- About this exercise: Only the pictures are to be left out, and the rest of the entries should be reproduced exactly.

- Supplied material:
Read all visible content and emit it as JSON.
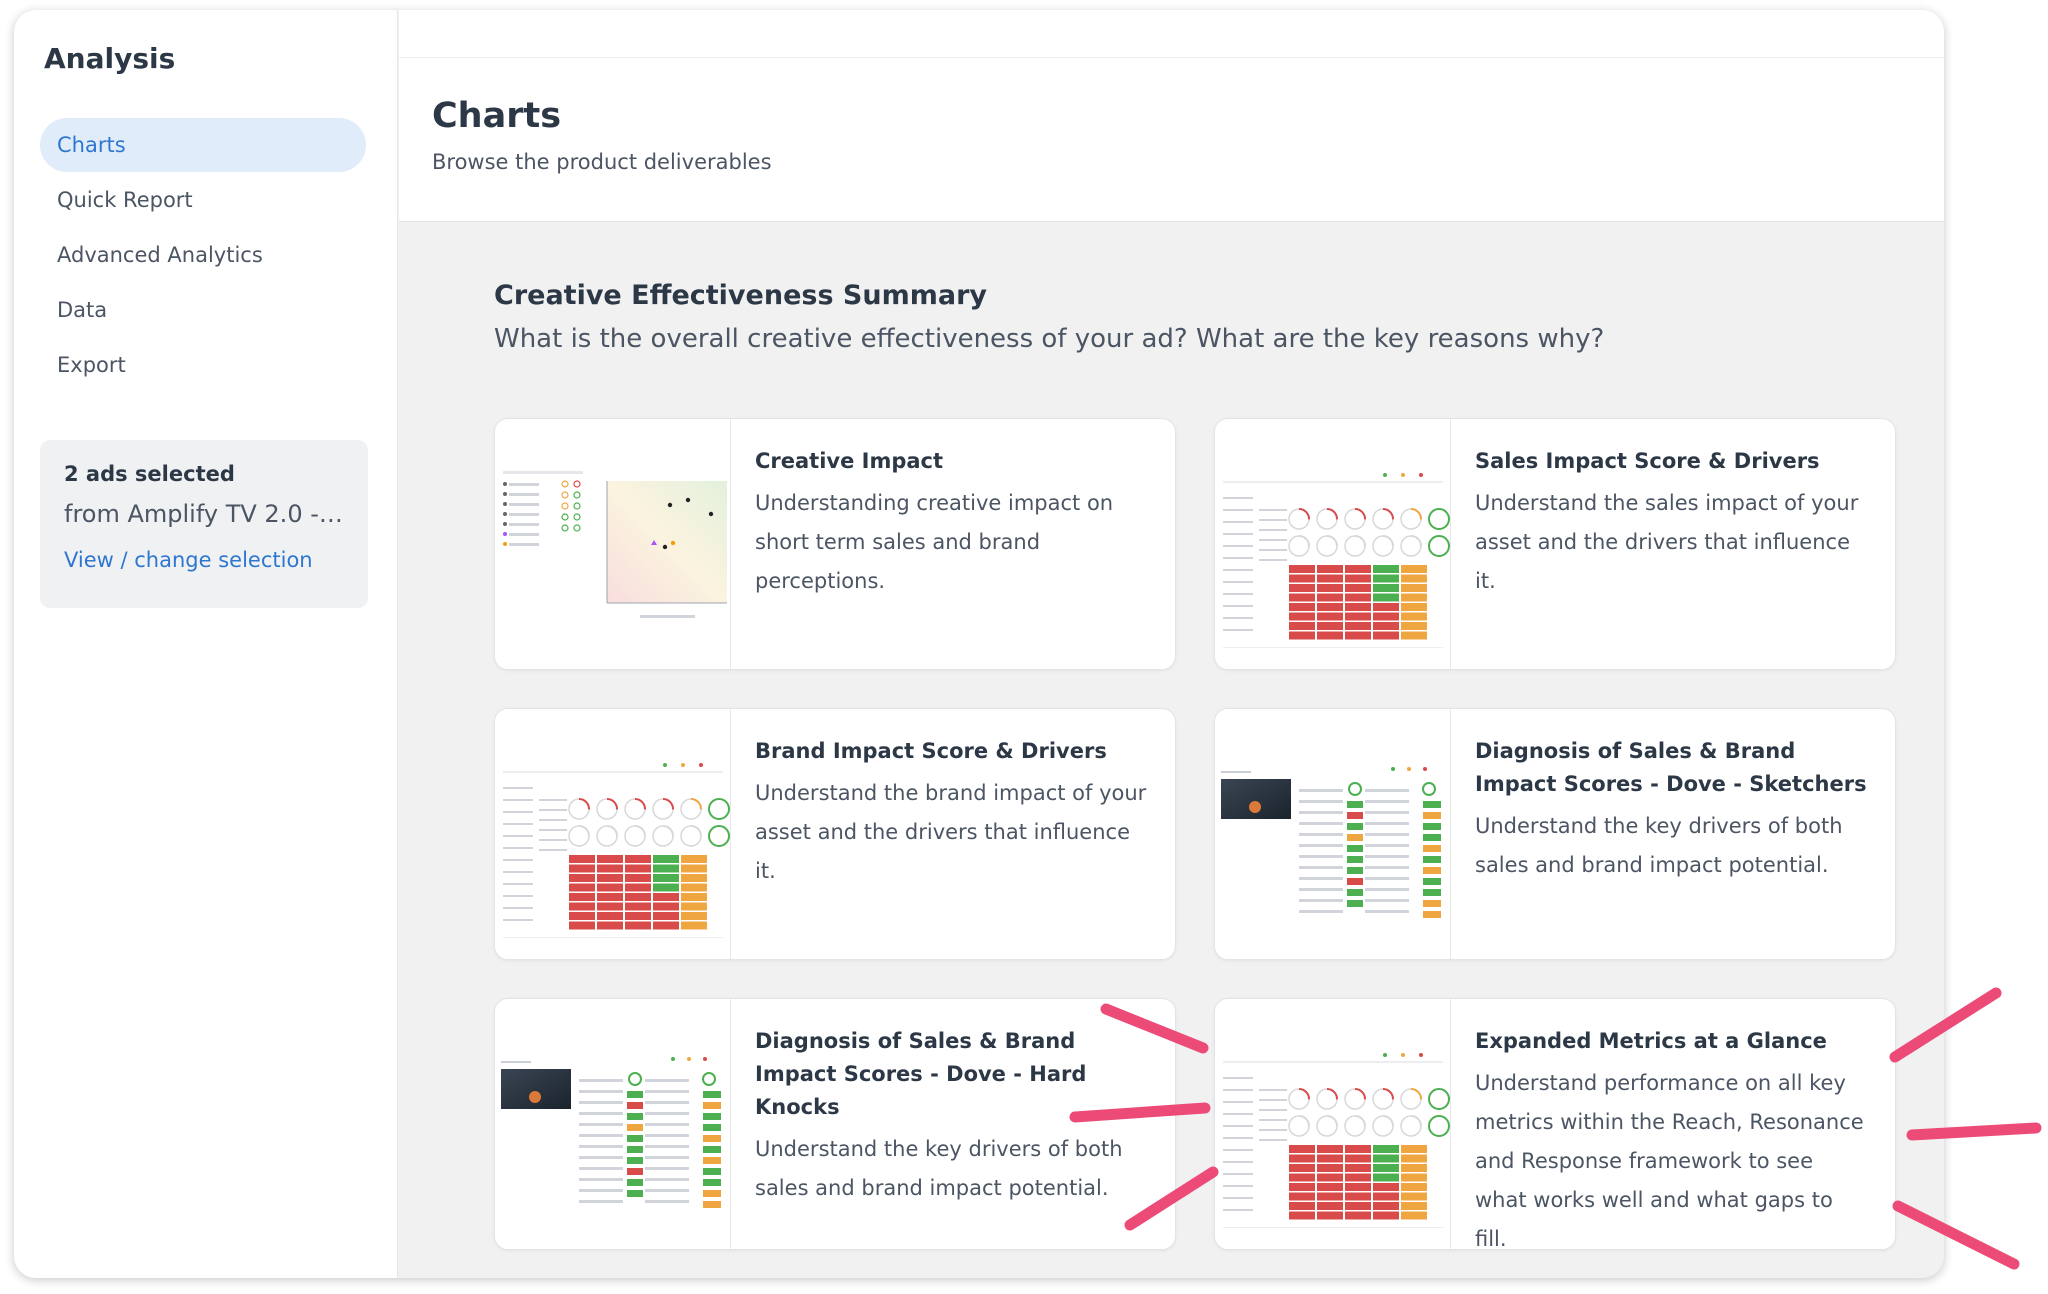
{
  "sidebar": {
    "title": "Analysis",
    "items": [
      {
        "label": "Charts",
        "active": true
      },
      {
        "label": "Quick Report"
      },
      {
        "label": "Advanced Analytics"
      },
      {
        "label": "Data"
      },
      {
        "label": "Export"
      }
    ],
    "selection": {
      "count": "2 ads selected",
      "from": "from Amplify TV 2.0 - C...",
      "link": "View / change selection"
    }
  },
  "header": {
    "title": "Charts",
    "subtitle": "Browse the product deliverables"
  },
  "section": {
    "title": "Creative Effectiveness Summary",
    "subtitle": "What is the overall creative effectiveness of your ad? What are the key reasons why?"
  },
  "cards": [
    {
      "title": "Creative Impact",
      "desc": "Understanding creative impact on short term sales and brand perceptions.",
      "thumb": "scatter-thumbnail"
    },
    {
      "title": "Sales Impact Score & Drivers",
      "desc": "Understand the sales impact of your asset and the drivers that influence it.",
      "thumb": "score-grid-thumbnail"
    },
    {
      "title": "Brand Impact Score & Drivers",
      "desc": "Understand the brand impact of your asset and the drivers that influence it.",
      "thumb": "score-grid-thumbnail"
    },
    {
      "title": "Diagnosis of Sales & Brand Impact Scores - Dove - Sketchers",
      "desc": "Understand the key drivers of both sales and brand impact potential.",
      "thumb": "diagnosis-thumbnail"
    },
    {
      "title": "Diagnosis of Sales & Brand Impact Scores - Dove - Hard Knocks",
      "desc": "Understand the key drivers of both sales and brand impact potential.",
      "thumb": "diagnosis-thumbnail"
    },
    {
      "title": "Expanded Metrics at a Glance",
      "desc": "Understand performance on all key metrics within the Reach, Resonance and Response framework to see what works well and what gaps to fill.",
      "thumb": "score-grid-thumbnail"
    }
  ],
  "colors": {
    "accent": "#2e77d0",
    "active_bg": "#e1ecfa",
    "annotation": "#ec4b78",
    "score_red": "#d94a4a",
    "score_green": "#4cb050",
    "score_orange": "#f0a640"
  }
}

- Exercise response:
Read all visible content and emit it as JSON.
{
  "sidebar": {
    "title": "Analysis",
    "items": [
      {
        "label": "Charts",
        "active": true
      },
      {
        "label": "Quick Report"
      },
      {
        "label": "Advanced Analytics"
      },
      {
        "label": "Data"
      },
      {
        "label": "Export"
      }
    ],
    "selection": {
      "count": "2 ads selected",
      "from": "from Amplify TV 2.0 - C...",
      "link": "View / change selection"
    }
  },
  "header": {
    "title": "Charts",
    "subtitle": "Browse the product deliverables"
  },
  "section": {
    "title": "Creative Effectiveness Summary",
    "subtitle": "What is the overall creative effectiveness of your ad? What are the key reasons why?"
  },
  "cards": [
    {
      "title": "Creative Impact",
      "desc": "Understanding creative impact on short term sales and brand perceptions.",
      "thumb": "scatter-thumbnail"
    },
    {
      "title": "Sales Impact Score & Drivers",
      "desc": "Understand the sales impact of your asset and the drivers that influence it.",
      "thumb": "score-grid-thumbnail"
    },
    {
      "title": "Brand Impact Score & Drivers",
      "desc": "Understand the brand impact of your asset and the drivers that influence it.",
      "thumb": "score-grid-thumbnail"
    },
    {
      "title": "Diagnosis of Sales & Brand Impact Scores - Dove - Sketchers",
      "desc": "Understand the key drivers of both sales and brand impact potential.",
      "thumb": "diagnosis-thumbnail"
    },
    {
      "title": "Diagnosis of Sales & Brand Impact Scores - Dove - Hard Knocks",
      "desc": "Understand the key drivers of both sales and brand impact potential.",
      "thumb": "diagnosis-thumbnail"
    },
    {
      "title": "Expanded Metrics at a Glance",
      "desc": "Understand performance on all key metrics within the Reach, Resonance and Response framework to see what works well and what gaps to fill.",
      "thumb": "score-grid-thumbnail"
    }
  ],
  "colors": {
    "accent": "#2e77d0",
    "active_bg": "#e1ecfa",
    "annotation": "#ec4b78",
    "score_red": "#d94a4a",
    "score_green": "#4cb050",
    "score_orange": "#f0a640"
  }
}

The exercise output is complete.